### Data for this task
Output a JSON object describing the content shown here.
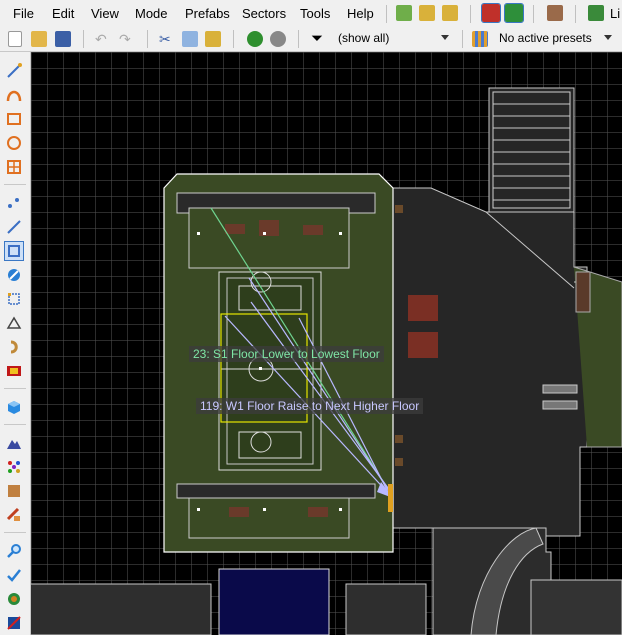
{
  "menu": {
    "file": "File",
    "edit": "Edit",
    "view": "View",
    "mode": "Mode",
    "prefabs": "Prefabs",
    "sectors": "Sectors",
    "tools": "Tools",
    "help": "Help"
  },
  "menu_overflow_label": "Li",
  "toolbar": {
    "filter_value": "(show all)",
    "presets_value": "No active presets"
  },
  "map": {
    "action_label_1": "23: S1 Floor Lower to Lowest Floor",
    "action_label_2": "119: W1 Floor Raise to Next Higher Floor"
  },
  "colors": {
    "selection_line": "#ffffff",
    "action_line_green": "#6fd38f",
    "action_line_blue": "#b8b8ff",
    "highlight_yellow": "#e6e600",
    "grass": "#3a4a24"
  }
}
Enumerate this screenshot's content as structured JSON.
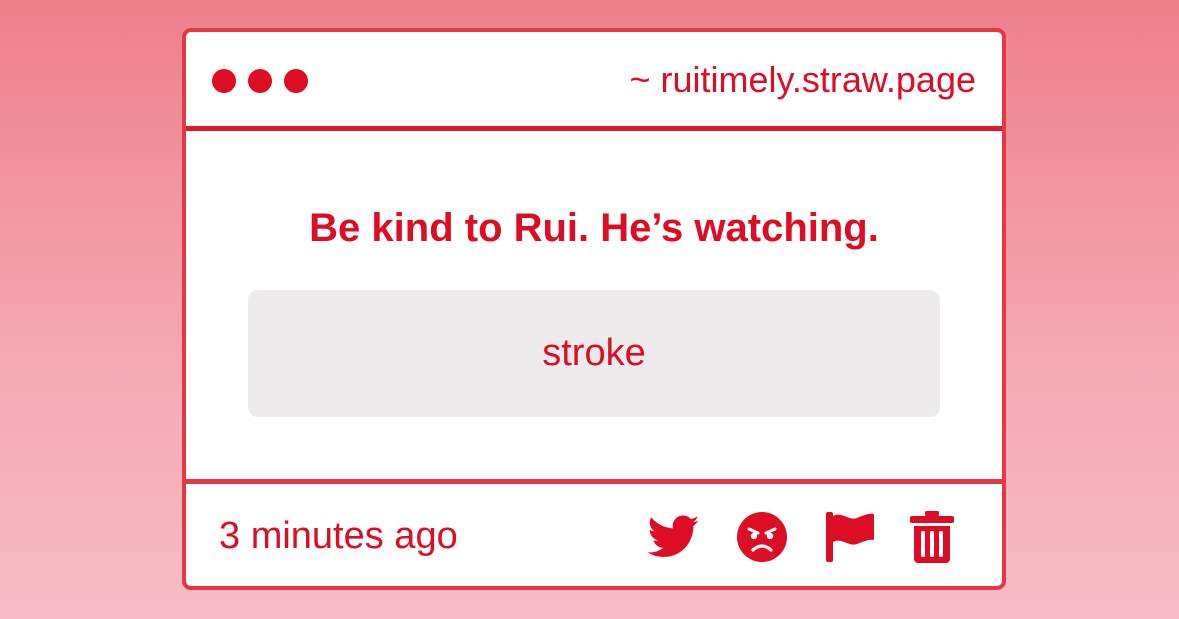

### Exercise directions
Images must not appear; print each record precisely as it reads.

### Reply to the task
Output a JSON object describing the content shown here.
{
  "menu": {
    "file": "File",
    "edit": "Edit",
    "view": "View",
    "mode": "Mode",
    "prefabs": "Prefabs",
    "sectors": "Sectors",
    "tools": "Tools",
    "help": "Help"
  },
  "menu_overflow_label": "Li",
  "toolbar": {
    "filter_value": "(show all)",
    "presets_value": "No active presets"
  },
  "map": {
    "action_label_1": "23: S1 Floor Lower to Lowest Floor",
    "action_label_2": "119: W1 Floor Raise to Next Higher Floor"
  },
  "colors": {
    "selection_line": "#ffffff",
    "action_line_green": "#6fd38f",
    "action_line_blue": "#b8b8ff",
    "highlight_yellow": "#e6e600",
    "grass": "#3a4a24"
  }
}
Enumerate this screenshot's content as structured JSON.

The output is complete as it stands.